Another long-cloth banner caught the attention of many passersby. Artist Chi Nguyen’s 5.4 Million and Counting project stretched almost half the length of the considerably wide steps: a quilt of sorts made up of thousands of embroidery swatches similar to the one Suldan was stitching as she curled up in a panda suit and prepared to camp on the sidewalk the night before.
Nguyen—who said she grew up in Vietnam, where “abortion is not talked about at all” and is “socially unacceptable”—told the Daily Dot that she sought crafty types to help create the ongoing project by advertising through social media like Tumblr.

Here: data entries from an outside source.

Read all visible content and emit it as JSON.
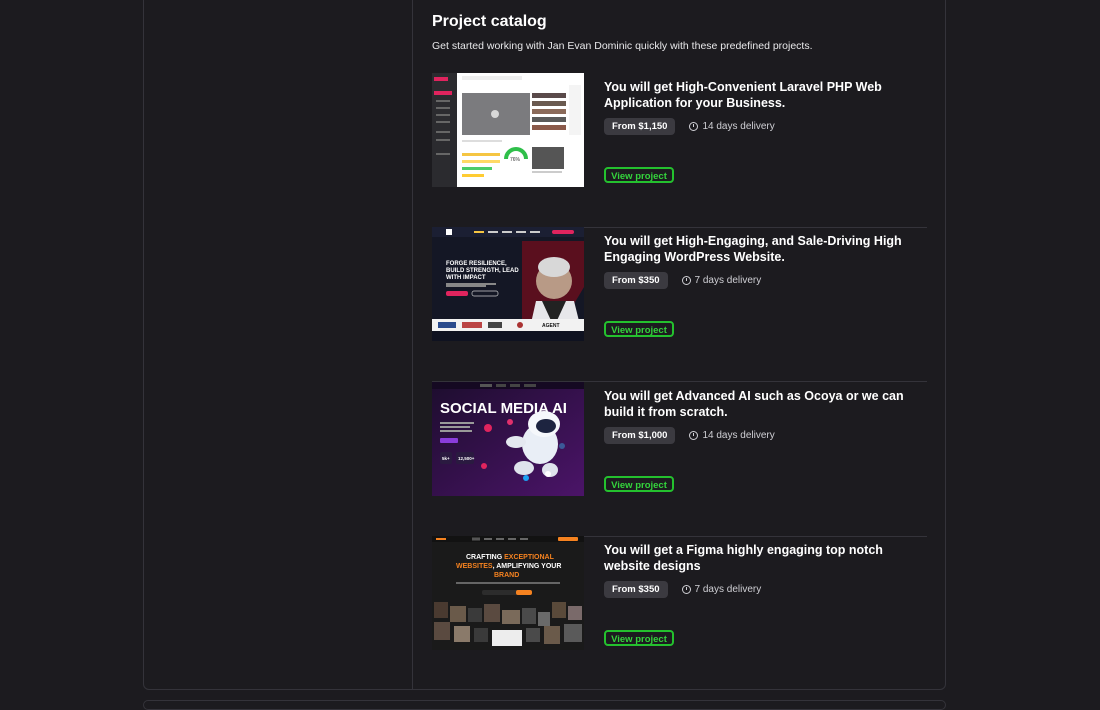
{
  "catalog": {
    "title": "Project catalog",
    "subtitle": "Get started working with Jan Evan Dominic quickly with these predefined projects."
  },
  "projects": [
    {
      "title": "You will get High-Convenient Laravel PHP Web Application for your Business.",
      "price": "From $1,150",
      "delivery": "14 days delivery",
      "button": "View project",
      "thumbnail": {
        "gauge_value": "76%"
      }
    },
    {
      "title": "You will get High-Engaging, and Sale-Driving High Engaging WordPress Website.",
      "price": "From $350",
      "delivery": "7 days delivery",
      "button": "View project",
      "thumbnail": {
        "headline": "FORGE RESILIENCE, BUILD STRENGTH, LEAD WITH IMPACT",
        "logo": "AGENT"
      }
    },
    {
      "title": "You will get Advanced AI such as Ocoya or we can build it from scratch.",
      "price": "From $1,000",
      "delivery": "14 days delivery",
      "button": "View project",
      "thumbnail": {
        "headline": "SOCIAL MEDIA AI",
        "stat_1": "5k+",
        "stat_2": "12,500+"
      }
    },
    {
      "title": "You will get a Figma highly engaging top notch website designs",
      "price": "From $350",
      "delivery": "7 days delivery",
      "button": "View project",
      "thumbnail": {
        "headline_line1": "CRAFTING ",
        "headline_accent1": "EXCEPTIONAL",
        "headline_line2a": "WEBSITES",
        "headline_line2b": ", AMPLIFYING YOUR",
        "headline_accent2": "BRAND"
      }
    }
  ],
  "colors": {
    "background": "#1c1b1f",
    "accent_green": "#24c12e",
    "price_pill": "#3b3a40"
  }
}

“We held stitch-ins in New York and across the U.S.,” said Nguyen. “We have 34 states and six countries participating. Everyone sent in their swatches, or held stitch-ins—to draw the line for women in Texas. Specifically the 5.4 million women of reproductive age in Texas whose healthcare will be taken away if HB 2 goes into effect.”

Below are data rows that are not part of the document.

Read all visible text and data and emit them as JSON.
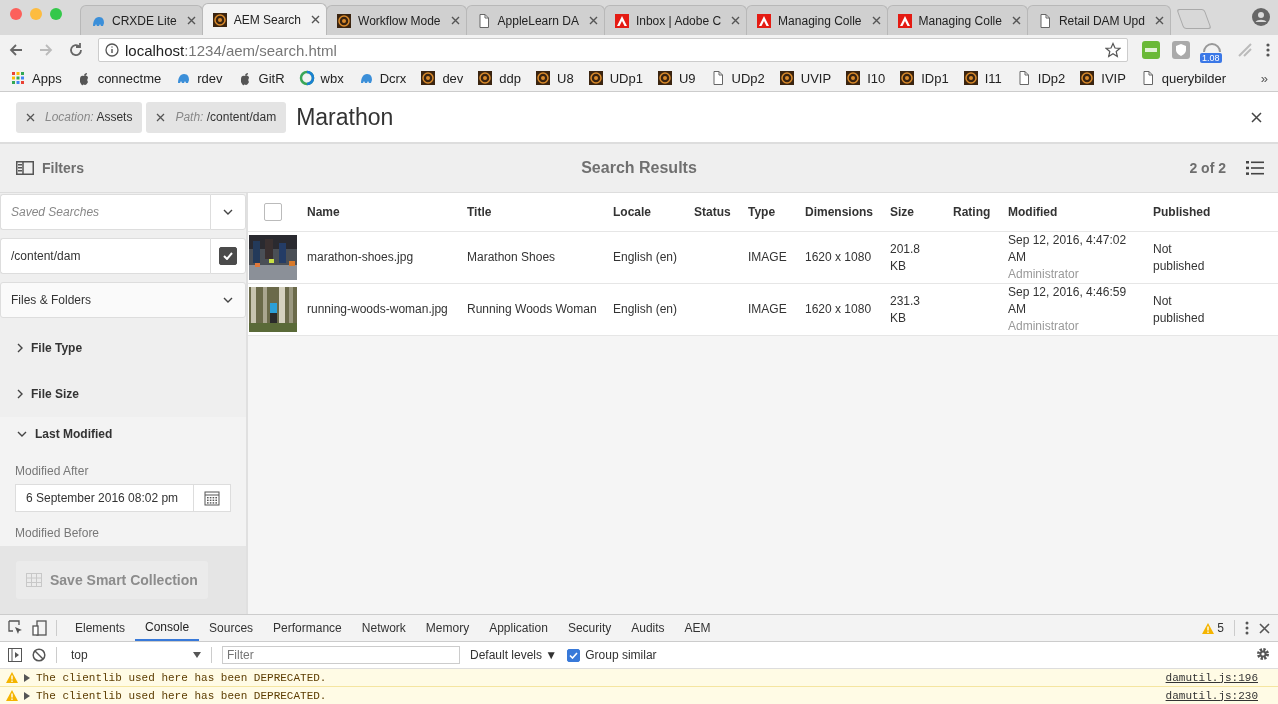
{
  "browser": {
    "tabs": [
      {
        "label": "CRXDE Lite",
        "selected": false
      },
      {
        "label": "AEM Search",
        "selected": true
      },
      {
        "label": "Workflow Mode",
        "selected": false
      },
      {
        "label": "AppleLearn DA",
        "selected": false
      },
      {
        "label": "Inbox | Adobe C",
        "selected": false
      },
      {
        "label": "Managing Colle",
        "selected": false
      },
      {
        "label": "Managing Colle",
        "selected": false
      },
      {
        "label": "Retail DAM Upd",
        "selected": false
      }
    ],
    "url": {
      "host": "localhost",
      "path": ":1234/aem/search.html"
    },
    "extension_badge": "1.08",
    "bookmarks": [
      {
        "label": "Apps"
      },
      {
        "label": "connectme"
      },
      {
        "label": "rdev"
      },
      {
        "label": "GitR"
      },
      {
        "label": "wbx"
      },
      {
        "label": "Dcrx"
      },
      {
        "label": "dev"
      },
      {
        "label": "ddp"
      },
      {
        "label": "U8"
      },
      {
        "label": "UDp1"
      },
      {
        "label": "U9"
      },
      {
        "label": "UDp2"
      },
      {
        "label": "UVIP"
      },
      {
        "label": "I10"
      },
      {
        "label": "IDp1"
      },
      {
        "label": "I11"
      },
      {
        "label": "IDp2"
      },
      {
        "label": "IVIP"
      },
      {
        "label": "querybilder"
      }
    ],
    "more": "»"
  },
  "search": {
    "tags": [
      {
        "key": "Location:",
        "value": "Assets"
      },
      {
        "key": "Path:",
        "value": "/content/dam"
      }
    ],
    "query": "Marathon"
  },
  "header": {
    "filters": "Filters",
    "title": "Search Results",
    "count": "2 of 2"
  },
  "sidebar": {
    "saved_searches": {
      "placeholder": "Saved Searches"
    },
    "path": {
      "value": "/content/dam",
      "checked": true
    },
    "scope": "Files & Folders",
    "sections": [
      {
        "label": "File Type",
        "expanded": false
      },
      {
        "label": "File Size",
        "expanded": false
      },
      {
        "label": "Last Modified",
        "expanded": true
      }
    ],
    "modified_after": {
      "label": "Modified After",
      "value": "6 September 2016 08:02 pm"
    },
    "modified_before": {
      "label": "Modified Before"
    },
    "save_button": {
      "label": "Save Smart Collection",
      "disabled": true
    }
  },
  "table": {
    "select_all": {
      "checked": false
    },
    "columns": [
      "Name",
      "Title",
      "Locale",
      "Status",
      "Type",
      "Dimensions",
      "Size",
      "Rating",
      "Modified",
      "Published"
    ],
    "rows": [
      {
        "name": "marathon-shoes.jpg",
        "title": "Marathon Shoes",
        "locale": "English (en)",
        "type": "IMAGE",
        "dimensions": "1620 x 1080",
        "size": "201.8 KB",
        "modified": "Sep 12, 2016, 4:47:02 AM",
        "modified_by": "Administrator",
        "published": "Not published"
      },
      {
        "name": "running-woods-woman.jpg",
        "title": "Running Woods Woman",
        "locale": "English (en)",
        "type": "IMAGE",
        "dimensions": "1620 x 1080",
        "size": "231.3 KB",
        "modified": "Sep 12, 2016, 4:46:59 AM",
        "modified_by": "Administrator",
        "published": "Not published"
      }
    ]
  },
  "devtools": {
    "tabs": [
      {
        "label": "Elements",
        "selected": false
      },
      {
        "label": "Console",
        "selected": true
      },
      {
        "label": "Sources",
        "selected": false
      },
      {
        "label": "Performance",
        "selected": false
      },
      {
        "label": "Network",
        "selected": false
      },
      {
        "label": "Memory",
        "selected": false
      },
      {
        "label": "Application",
        "selected": false
      },
      {
        "label": "Security",
        "selected": false
      },
      {
        "label": "Audits",
        "selected": false
      },
      {
        "label": "AEM",
        "selected": false
      }
    ],
    "warnings": "5",
    "context": "top",
    "filter": {
      "placeholder": "Filter"
    },
    "levels": "Default levels ▼",
    "group_similar": {
      "label": "Group similar",
      "checked": true
    },
    "messages": [
      {
        "text": "The clientlib used here has been DEPRECATED.",
        "source": "damutil.js:196"
      },
      {
        "text": "The clientlib used here has been DEPRECATED.",
        "source": "damutil.js:230"
      }
    ]
  }
}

By Wednesday, Nguyen said, the quilt had 300,000 stitches—each in the form of a hatch-mark counting one woman. Stitchers will continue to make swatches for the quilt until June, the end of the Supreme Court session when many believe the justices are expected to announce a decision in the case.

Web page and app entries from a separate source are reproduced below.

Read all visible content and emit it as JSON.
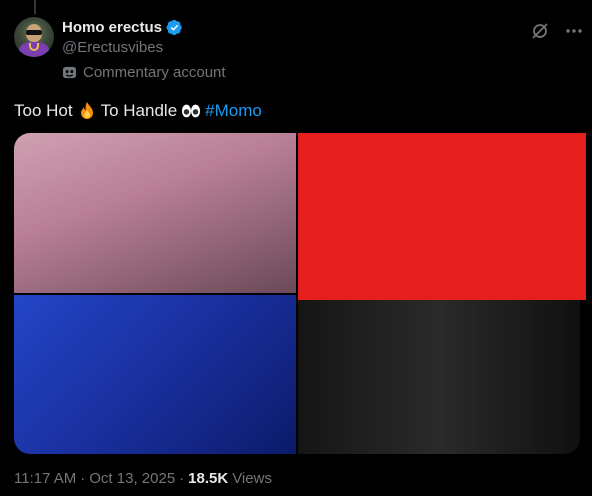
{
  "author": {
    "display_name": "Homo erectus",
    "handle": "@Erectusvibes",
    "label": "Commentary account"
  },
  "icons": {
    "verified": "verified-badge-icon",
    "label": "mask-icon",
    "grok": "grok-icon",
    "more": "more-icon"
  },
  "tweet": {
    "text_part1": "Too Hot",
    "emoji1": "fire",
    "text_part2": "To Handle",
    "emoji2": "eyes",
    "hashtag": "#Momo"
  },
  "media": {
    "count": 4,
    "redaction_color": "#e51f1e"
  },
  "meta": {
    "time": "11:17 AM",
    "sep1": "·",
    "date": "Oct 13, 2025",
    "sep2": "·",
    "views_count": "18.5K",
    "views_label": "Views"
  },
  "colors": {
    "background": "#000000",
    "text": "#e7e9ea",
    "secondary": "#71767b",
    "link": "#1d9bf0",
    "verified": "#1d9bf0"
  }
}
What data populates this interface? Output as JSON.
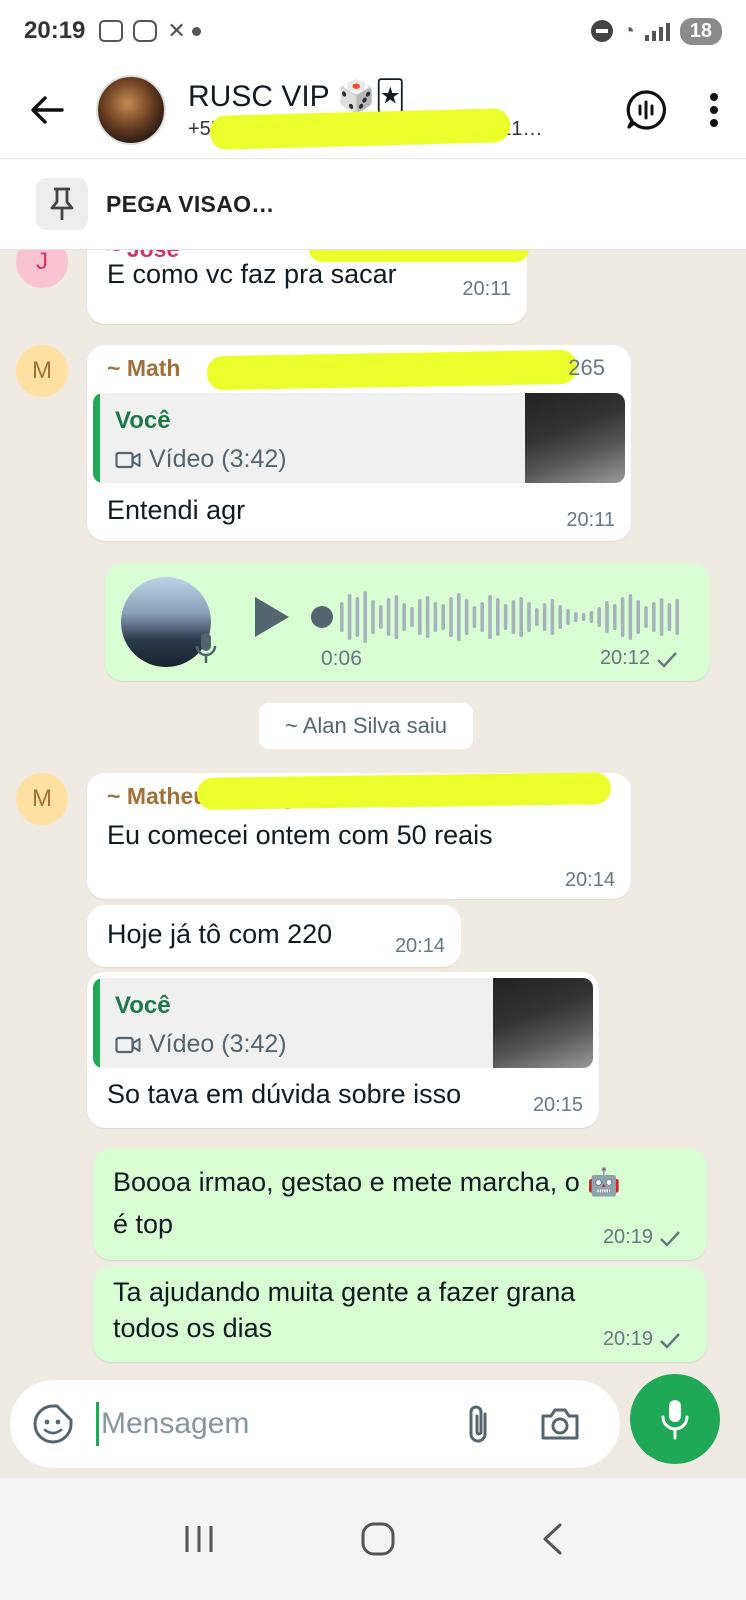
{
  "status_bar": {
    "time": "20:19",
    "battery": "18"
  },
  "header": {
    "title": "RUSC VIP 🎲🃏",
    "subtitle": "+55 ",
    "subtitle_tail": "8221…"
  },
  "pinned": {
    "text": "PEGA VISAO…"
  },
  "messages": [
    {
      "sender": "~ José",
      "avatar_letter": "J",
      "text": "E como vc faz pra sacar",
      "time": "20:11"
    },
    {
      "sender": "~ Math",
      "sender_tail": "265",
      "avatar_letter": "M",
      "quote": {
        "author": "Você",
        "media": "Vídeo (3:42)"
      },
      "text": "Entendi agr",
      "time": "20:11"
    },
    {
      "type": "voice",
      "duration": "0:06",
      "time": "20:12"
    },
    {
      "type": "system",
      "text": "~ Alan Silva saiu"
    },
    {
      "sender": "~ Matheus Albuq",
      "avatar_letter": "M",
      "text": "Eu comecei ontem com 50 reais",
      "time": "20:14"
    },
    {
      "text": "Hoje já tô com 220",
      "time": "20:14"
    },
    {
      "quote": {
        "author": "Você",
        "media": "Vídeo (3:42)"
      },
      "text": "So tava em dúvida sobre isso",
      "time": "20:15"
    },
    {
      "outgoing": true,
      "text_line1": "Boooa irmao, gestao e mete marcha, o 🤖",
      "text_line2": "é top",
      "time": "20:19"
    },
    {
      "outgoing": true,
      "text_line1": "Ta ajudando muita gente a fazer grana",
      "text_line2": "todos os dias",
      "time": "20:19"
    }
  ],
  "input": {
    "placeholder": "Mensagem"
  },
  "colors": {
    "accent": "#1fa855",
    "outgoing_bubble": "#d9fdd3",
    "sender_j": "#d6336c",
    "sender_m": "#a2703a",
    "redaction": "#eaff2b"
  },
  "icons": [
    "back-arrow-icon",
    "voice-chat-icon",
    "more-vert-icon",
    "pin-icon",
    "play-icon",
    "mic-icon",
    "sticker-icon",
    "attach-icon",
    "camera-icon",
    "check-icon",
    "video-icon"
  ]
}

Inside the court, there was no way to predict which way the unusual eight-justice court would rule. But in the absence of noted anti-abortion Justice Antonin Scalia, who died suddenly last month, the bench weighed more liberal than it had in years. And as the Daily Dot noted from inside the hearing, the liberal justices dominated questioning and appeared deeply skeptical of the state of Texas’s justifications for the restrictive law.
Plaintiffs in the case, defended before the court both by the CRR and the United States government, were careful neither to declare victory or defeat. In a statement later emailed to the Daily Dot, Whole Woman’s Health Founder and CEO Amy Hagstrom Miller said the long and difficult legal battle—which began at a local Texas court and worked its way slowly up to SCOTUS—was “nothing compared to the obstacles Texas women will face if HB 2 is not struck down.
“Over these past 3 years as we have fought this law, Whole Woman’s Health has invited cameras and reporters into our clinics, we have opened our doors to the public and we have shared thousands of pages of documents with the state,” Hagstrom Miller said in the email. “While our opposition hides behind junk science and secret stings, we have made our case openly and honestly, and we stand in the light.”
Stephanie Toti, the lead litigator who argued on behalf of the clinics, said in another emailed statement that she remained optimistic after leaving the court. Her colleague Nancy Northrup, the president of CRR, expressed a sense of security after leaving the court.
“One thing was clear from the questions the justices asked today: that the facts are on the side of Whole Woman’s Health and the women of Texas,” said Northrup in an email.
The Supreme Court justices did not announce when the case would be decided, but it’s expected sometime between now and the end of the session in June. Republican Senate clashes over President Obama’s impending nomination to replace Scalia have thrown a wrench into the prediction process: There is a chance that the court could tie and delay a second vote for a year or more as the nomination battle wears on. But for many who traveled hundreds, even thousands of miles just to witness reproductive rights history in the making, the day was a rousing success.
Photo via Mary Emily O’Hara